Clinical and Laboratory Investigations
Cutaneous Manifestations in Inflammatory Bowel Diseases: Eight Cases of Psoriasis Induced by Anti-Tumor-Necrosis-Factor Antibody TherapyPassarini B.a · Infusino S.D.a · Barbieri E.a · Varotti E.a · Gionchetti P.b · Rizzello F.b · Morselli C.b · Tambasco R.b · Campieri M.b
aDepartment of Specialistic and Experimental Clinical Medicine, Division of Dermatology, and bDepartment of Internal Medicine and Gastroenterology, IBD Center, University Hospital of Bologna, Bologna, Italy
Do you have an account?
- Rent for 48h to view
- Buy Cloud Access for unlimited viewing via different devices
- Synchronizing in the ReadCube Cloud
- Printing and saving restrictions apply
Rental: USD 8.50
Cloud: USD 20.00
Background: Ulcerous rectocolitis and Crohn’s disease are the best known forms of inflammatory bowel disease (IBD). Skin manifestations are not uncommon in IBD and may be divided into specific cutaneous signs, aspecific cutaneous signs, and cutaneous signs caused by drugs used for IBD therapy. The specific signs (fistulas, rhagades and ulcers) are the result of the diffusion of the intestinal inflammatory process into the skin. Aspecific cutaneous signs (stomatic aphthosis, erythema nodosum, pyoderma gangrenosum, Sweet’s syndrome, vasculitis, bullous diseases) are quite frequently found in those suffering from IBD, but also in apparently healthy subjects, and may sometimes be the first sign of the intestinal disease. Cutaneous manifestations due to drugs vary in clinical aspect and are the direct consequence of the therapies adopted, which in IBD patients can be quite numerous: steroids, immunosuppressants, 5-aminosalicylic acid, biological agents, antibiotics. Objective and Methods:Due to the frequent finding of cutaneous manifestations in patients affected by IBD, a collaboration was set up between the Dermatological Clinic of the University of Bologna and the Center for the Study of IBD of the same university hospital. The aim was to diagnose the cutaneous signs appearing during IBD and to establish their etiopathogenesis in order to assess whether they were the result of epiphenomena of the IBD or side effects of the therapies adopted. Results: The cutaneous manifestations we observed can be divided into three distinct groups: signs that were specific to the basic disease, aspecific signs and finally signs attributable to the drugs used for therapy. Particular attention was given to the aspecific signs and those consequential to therapy. The aspecific cutaneous signs seen in our clinic generally reflect those reported in the literature. The cutaneous manifestations due to drugs were further divided into three groups: rosacea, acneiform dermatitis and psoriasis-like dermatitis. The most notable aspect of our series is the high number of patients presenting psoriasiform-type dermatitides with a generally widespread diffusion. Conclusion: We would like to draw attention to the fact that all patients with psoriasis had been undergoing treatment with drugs inhibiting tumor necrosis factor α (TNF-α) as part of IBD therapy. In all cases, the cutaneous reaction started after the third or fourth infusion of the biological drug. Anti-TNF-α agents have also been successfully used to treat psoriasis in the last few years. The reason for this apparently paradoxical effect of the therapy is still unclear.

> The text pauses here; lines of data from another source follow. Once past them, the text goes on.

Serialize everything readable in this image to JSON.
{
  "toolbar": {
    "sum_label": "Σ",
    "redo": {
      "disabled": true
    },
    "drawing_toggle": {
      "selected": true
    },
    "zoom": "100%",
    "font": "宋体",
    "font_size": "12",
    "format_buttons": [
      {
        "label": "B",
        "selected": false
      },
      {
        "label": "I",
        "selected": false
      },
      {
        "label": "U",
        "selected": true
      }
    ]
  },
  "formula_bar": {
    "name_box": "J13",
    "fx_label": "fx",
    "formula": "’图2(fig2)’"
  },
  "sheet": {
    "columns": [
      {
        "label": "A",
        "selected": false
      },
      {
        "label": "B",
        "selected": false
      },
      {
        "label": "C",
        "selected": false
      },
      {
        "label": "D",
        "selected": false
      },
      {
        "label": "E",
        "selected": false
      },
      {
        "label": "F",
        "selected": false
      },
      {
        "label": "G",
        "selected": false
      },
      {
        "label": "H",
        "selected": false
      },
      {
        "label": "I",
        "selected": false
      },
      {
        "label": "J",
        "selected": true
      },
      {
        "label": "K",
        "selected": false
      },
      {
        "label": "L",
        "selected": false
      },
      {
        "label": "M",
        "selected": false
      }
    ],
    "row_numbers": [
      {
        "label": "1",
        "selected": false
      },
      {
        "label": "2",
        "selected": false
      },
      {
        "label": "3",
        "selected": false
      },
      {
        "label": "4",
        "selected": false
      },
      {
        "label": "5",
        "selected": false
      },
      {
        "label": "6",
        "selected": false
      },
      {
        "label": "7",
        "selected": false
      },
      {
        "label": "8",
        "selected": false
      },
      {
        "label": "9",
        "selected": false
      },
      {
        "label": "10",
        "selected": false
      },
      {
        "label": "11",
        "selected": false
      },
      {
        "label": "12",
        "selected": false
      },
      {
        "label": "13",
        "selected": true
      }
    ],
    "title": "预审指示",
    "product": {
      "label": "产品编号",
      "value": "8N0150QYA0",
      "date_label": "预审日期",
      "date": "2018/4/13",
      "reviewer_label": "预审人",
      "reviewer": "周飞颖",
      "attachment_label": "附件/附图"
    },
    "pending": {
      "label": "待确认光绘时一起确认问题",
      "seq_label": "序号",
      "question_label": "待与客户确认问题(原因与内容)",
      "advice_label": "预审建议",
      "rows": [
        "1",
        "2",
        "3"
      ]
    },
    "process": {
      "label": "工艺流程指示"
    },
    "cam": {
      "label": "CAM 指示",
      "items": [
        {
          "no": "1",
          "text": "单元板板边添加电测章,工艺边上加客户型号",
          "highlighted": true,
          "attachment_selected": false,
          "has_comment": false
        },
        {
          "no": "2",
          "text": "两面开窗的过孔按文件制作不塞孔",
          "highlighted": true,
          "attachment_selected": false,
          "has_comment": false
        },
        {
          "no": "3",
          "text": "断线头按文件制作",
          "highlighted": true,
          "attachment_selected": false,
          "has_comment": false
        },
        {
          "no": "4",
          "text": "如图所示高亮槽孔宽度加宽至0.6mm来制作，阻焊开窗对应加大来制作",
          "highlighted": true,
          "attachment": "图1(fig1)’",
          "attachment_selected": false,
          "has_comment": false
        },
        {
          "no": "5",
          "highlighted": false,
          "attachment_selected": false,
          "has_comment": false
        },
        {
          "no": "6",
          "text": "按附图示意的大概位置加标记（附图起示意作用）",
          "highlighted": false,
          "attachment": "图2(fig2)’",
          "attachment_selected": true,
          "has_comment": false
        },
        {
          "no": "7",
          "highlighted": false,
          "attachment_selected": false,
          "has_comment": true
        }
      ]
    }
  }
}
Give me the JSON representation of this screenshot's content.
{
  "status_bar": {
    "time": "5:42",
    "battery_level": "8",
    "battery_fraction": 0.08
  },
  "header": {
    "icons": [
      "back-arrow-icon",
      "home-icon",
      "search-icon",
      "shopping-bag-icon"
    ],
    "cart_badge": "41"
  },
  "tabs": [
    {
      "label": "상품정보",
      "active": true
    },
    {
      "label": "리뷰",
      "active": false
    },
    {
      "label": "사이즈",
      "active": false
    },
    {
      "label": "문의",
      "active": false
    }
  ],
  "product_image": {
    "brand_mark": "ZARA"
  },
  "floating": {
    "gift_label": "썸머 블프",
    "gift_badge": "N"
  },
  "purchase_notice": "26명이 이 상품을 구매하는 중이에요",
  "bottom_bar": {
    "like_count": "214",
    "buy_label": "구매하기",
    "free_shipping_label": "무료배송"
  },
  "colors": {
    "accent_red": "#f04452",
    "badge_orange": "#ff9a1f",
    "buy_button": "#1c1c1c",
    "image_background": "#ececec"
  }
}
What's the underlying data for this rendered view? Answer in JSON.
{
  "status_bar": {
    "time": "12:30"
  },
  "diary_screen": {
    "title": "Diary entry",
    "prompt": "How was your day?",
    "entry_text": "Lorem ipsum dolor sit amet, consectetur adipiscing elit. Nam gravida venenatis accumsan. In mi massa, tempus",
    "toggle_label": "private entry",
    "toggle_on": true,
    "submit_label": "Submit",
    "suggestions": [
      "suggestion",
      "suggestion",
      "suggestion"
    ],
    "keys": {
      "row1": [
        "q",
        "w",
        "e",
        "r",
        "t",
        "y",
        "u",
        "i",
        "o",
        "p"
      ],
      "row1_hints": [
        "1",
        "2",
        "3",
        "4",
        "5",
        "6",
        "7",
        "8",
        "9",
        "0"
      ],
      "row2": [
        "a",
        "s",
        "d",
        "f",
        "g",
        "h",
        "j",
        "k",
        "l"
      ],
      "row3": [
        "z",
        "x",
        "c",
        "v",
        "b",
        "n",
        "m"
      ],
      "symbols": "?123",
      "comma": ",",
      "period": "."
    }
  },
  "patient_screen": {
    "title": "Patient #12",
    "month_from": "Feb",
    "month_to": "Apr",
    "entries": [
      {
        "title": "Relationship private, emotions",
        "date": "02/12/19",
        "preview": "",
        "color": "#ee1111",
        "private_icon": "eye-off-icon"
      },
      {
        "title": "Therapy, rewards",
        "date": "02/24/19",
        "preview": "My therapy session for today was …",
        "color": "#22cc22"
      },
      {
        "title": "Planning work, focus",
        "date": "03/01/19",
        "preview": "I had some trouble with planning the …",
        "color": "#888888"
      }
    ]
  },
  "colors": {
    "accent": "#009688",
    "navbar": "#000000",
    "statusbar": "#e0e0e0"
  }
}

© 2007 S. Karger AG, Basel
Article / Publication Details
Copyright / Drug Dosage / DisclaimerCopyright: All rights reserved. No part of this publication may be translated into other languages, reproduced or utilized in any form or by any means, electronic or mechanical, including photocopying, recording, microcopying, or by any information storage and retrieval system, without permission in writing from the publisher or, in the case of photocopying, direct payment of a specified fee to the Copyright Clearance Center.
Drug Dosage: The authors and the publisher have exerted every effort to ensure that drug selection and dosage set forth in this text are in accord with current recommendations and practice at the time of publication. However, in view of ongoing research, changes in government regulations, and the constant flow of information relating to drug therapy and drug reactions, the reader is urged to check the package insert for each drug for any changes in indications and dosage and for added warnings and precautions. This is particularly important when the recommended agent is a new and/or infrequently employed drug.
Disclaimer: The statements, opinions and data contained in this publication are solely those of the individual authors and contributors and not of the publishers and the editor(s). The appearance of advertisements or/and product references in the publication is not a warranty, endorsement, or approval of the products or services advertised or of their effectiveness, quality or safety. The publisher and the editor(s) disclaim responsibility for any injury to persons or property resulting from any ideas, methods, instructions or products referred to in the content or advertisements.